While it may sound like fun to invite enough people to fill a house, there are many elements involved in the planning of such an event. Not everyone is aware enough to acknowledge all of the logistics of entertaining a crowd, here is a useful list of things to consider. Keep reading as the experts at Food Service Company explain more.
Acknowledge Your Strengths
Unless you are willing to stress yourself out with preparing a second entree, only cook dishes that you know and are confident you can make without a problem. Save the innovative eatery for appetizers and dessert.
Know Your Audience
Unless you can easily accommodate the individual dietary requirements of each of your guests, focus on foods that you know your guests already like.
Stick to Foods that Keep Well
Do not stress yourself with cooking everything on the day of the event. A smart host will prepare batches of the party food in advance, preferring dishes that can be put into storage and easily be reheated hours before the time on the invitations rolls around.
Make Sure You Make Enough
While it can be hard to figure out the exact amount of food per person, there are some basics to this calculation.
- Entrees: half a pound of protein or 5 ounces of pasta.

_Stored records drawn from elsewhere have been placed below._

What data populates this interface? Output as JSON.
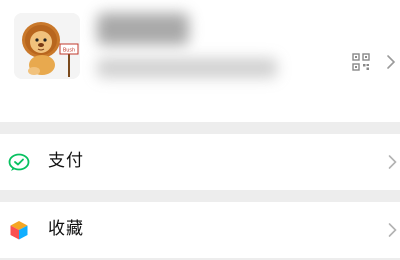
{
  "profile": {
    "name_blurred": true,
    "id_blurred": true,
    "avatar_sign_text": "Bush",
    "qr_icon": "qr-code-icon",
    "chevron_icon": "chevron-right-icon"
  },
  "menu": {
    "items": [
      {
        "label": "支付",
        "icon": "pay-icon",
        "color": "#07c160"
      },
      {
        "label": "收藏",
        "icon": "favorites-cube-icon",
        "color": "#f5a623"
      }
    ]
  },
  "colors": {
    "background": "#ededed",
    "pay_green": "#07c160"
  }
}
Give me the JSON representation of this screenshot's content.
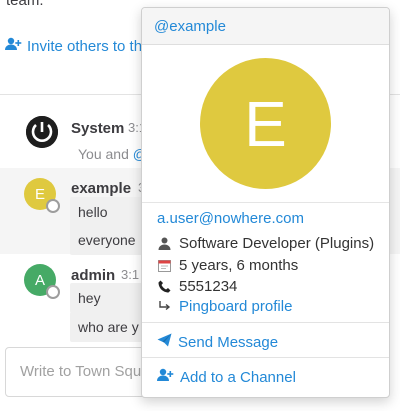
{
  "feed": {
    "intro_text": "team.",
    "invite_link": "Invite others to th",
    "composer_placeholder": "Write to Town Squ"
  },
  "posts": {
    "system": {
      "username": "System",
      "time": "3:1",
      "message_prefix": "You and ",
      "message_mention": "@"
    },
    "example": {
      "username": "example",
      "time": "3",
      "avatar_letter": "E",
      "messages": [
        "hello",
        "everyone"
      ]
    },
    "admin": {
      "username": "admin",
      "time": "3:1",
      "avatar_letter": "A",
      "messages": [
        "hey",
        "who are y"
      ]
    }
  },
  "popover": {
    "handle": "@example",
    "avatar_letter": "E",
    "email": "a.user@nowhere.com",
    "position": "Software Developer (Plugins)",
    "tenure": "5 years, 6 months",
    "phone": "5551234",
    "profile_link": "Pingboard profile",
    "send_message": "Send Message",
    "add_to_channel": "Add to a Channel"
  },
  "colors": {
    "link": "#2389d7",
    "avatar_example": "#dfc93f",
    "avatar_admin": "#46aa66"
  }
}
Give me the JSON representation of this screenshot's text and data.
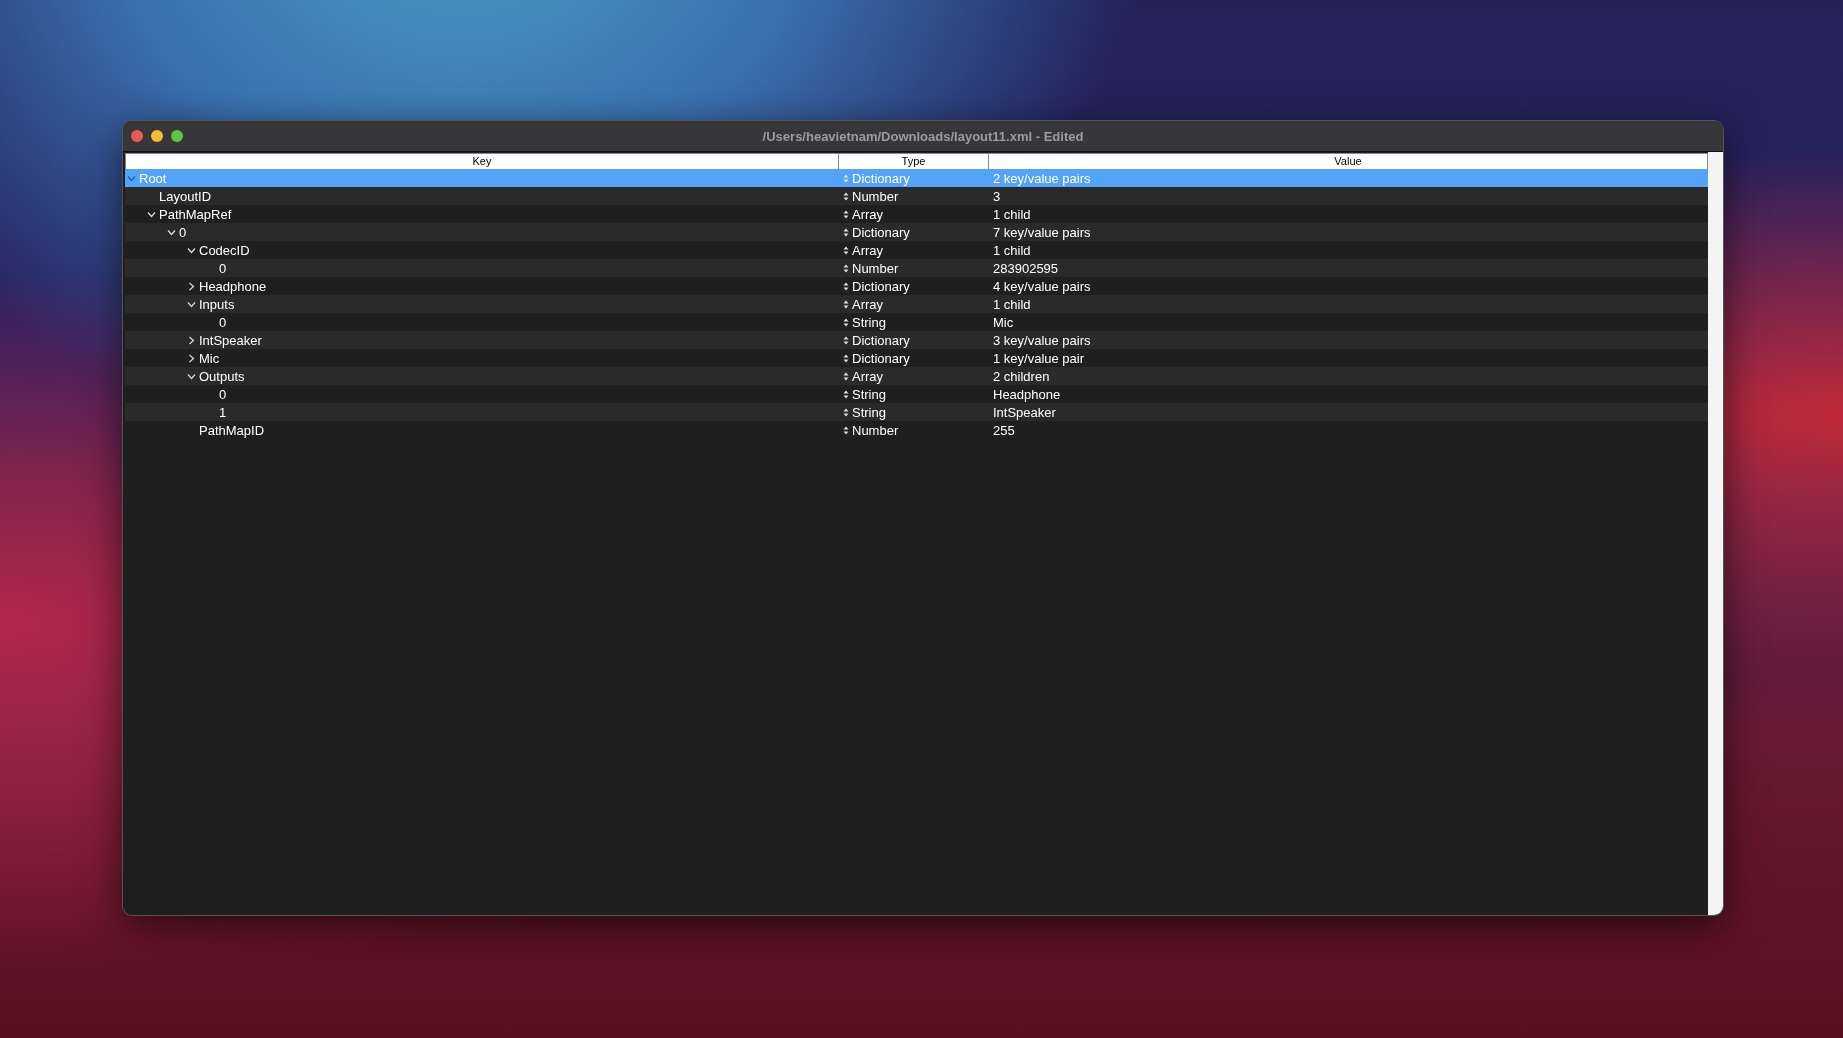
{
  "window": {
    "title": "/Users/heavietnam/Downloads/layout11.xml - Edited"
  },
  "table": {
    "columns": [
      "Key",
      "Type",
      "Value"
    ],
    "rows": [
      {
        "key": "Root",
        "type": "Dictionary",
        "value": "2 key/value pairs",
        "selected": true,
        "expanded": true,
        "children": [
          {
            "key": "LayoutID",
            "type": "Number",
            "value": "3",
            "selected": false
          },
          {
            "key": "PathMapRef",
            "type": "Array",
            "value": "1 child",
            "selected": false,
            "expanded": true,
            "children": [
              {
                "key": "0",
                "type": "Dictionary",
                "value": "7 key/value pairs",
                "selected": false,
                "expanded": true,
                "children": [
                  {
                    "key": "CodecID",
                    "type": "Array",
                    "value": "1 child",
                    "selected": false,
                    "expanded": true,
                    "children": [
                      {
                        "key": "0",
                        "type": "Number",
                        "value": "283902595",
                        "selected": false
                      }
                    ]
                  },
                  {
                    "key": "Headphone",
                    "type": "Dictionary",
                    "value": "4 key/value pairs",
                    "selected": false,
                    "expanded": false
                  },
                  {
                    "key": "Inputs",
                    "type": "Array",
                    "value": "1 child",
                    "selected": false,
                    "expanded": true,
                    "children": [
                      {
                        "key": "0",
                        "type": "String",
                        "value": "Mic",
                        "selected": false
                      }
                    ]
                  },
                  {
                    "key": "IntSpeaker",
                    "type": "Dictionary",
                    "value": "3 key/value pairs",
                    "selected": false,
                    "expanded": false
                  },
                  {
                    "key": "Mic",
                    "type": "Dictionary",
                    "value": "1 key/value pair",
                    "selected": false,
                    "expanded": false
                  },
                  {
                    "key": "Outputs",
                    "type": "Array",
                    "value": "2 children",
                    "selected": false,
                    "expanded": true,
                    "children": [
                      {
                        "key": "0",
                        "type": "String",
                        "value": "Headphone",
                        "selected": false
                      },
                      {
                        "key": "1",
                        "type": "String",
                        "value": "IntSpeaker",
                        "selected": false
                      }
                    ]
                  },
                  {
                    "key": "PathMapID",
                    "type": "Number",
                    "value": "255",
                    "selected": false
                  }
                ]
              }
            ]
          }
        ]
      }
    ]
  }
}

- Side Dishes: 4 ounces of vegetables and 1.5 ounces of grains.
- Dessert: Two cookies or brownies.
It’s Okay to Cheat a Bit
There is nothing wrong with picking up a premade food item, like a crudité or charcuterie platter. This extends to buying a time-demanding side dish instead of spending the time and effort to make it yourself. The less you have to exert yourself, the better your mood will be for entertaining guests.
Consider Going Buffet-Style
While plated meals are normal for a formal dinner, they also demand you be in host most for the entire time. Since buffets are self-serving affairs, you can spend less time worrying about keeping your guests fed and more time entertaining and being a good host, only intervening when a particular item runs low or goes away. Consider desserts that require little effort to prepare, like handheld baked goods.
Make a list of every task and every step toward completing that task. Once your guest list is confirmed, ensure that you will have enough dishes and cutlery for those guests for the entire night, plus a few extra in case of accidents or surprise company. If your fridge has sufficient space, consider storing dishes in clusters themed around the course they will be served for.
Your Oven Only Holds So Much
While you might be tempted to insert multiple dishes, each with their own goal temperature, into an oven and averaging out the temperature to save yourself some time, this can lead to unevenly cooked meals. Furthermore, recipes tend to be written with the one dish having exclusive use of the oven-adding multiple dishes actually requires even higher temperatures for the oven to properly do its job of cooking two or more dishes simultaneously. Limit your baking and feel free to include some dishes that can be prepared on other appliances like a cooktop or even a toaster oven.
Remember Food Safety
Use a separate chopping board for your meat than you use for vegetables and bread. Know the safe temperatures for each type of protein.
- Pork and red meat: 145ºF.
- Ground meat: 160ºF.
- Poultry and anything reheated: 165ºF.
Food should be tossed once it has remained at room temperature for over two hours; track this amount of time by abstaining from refilling half-empty platters.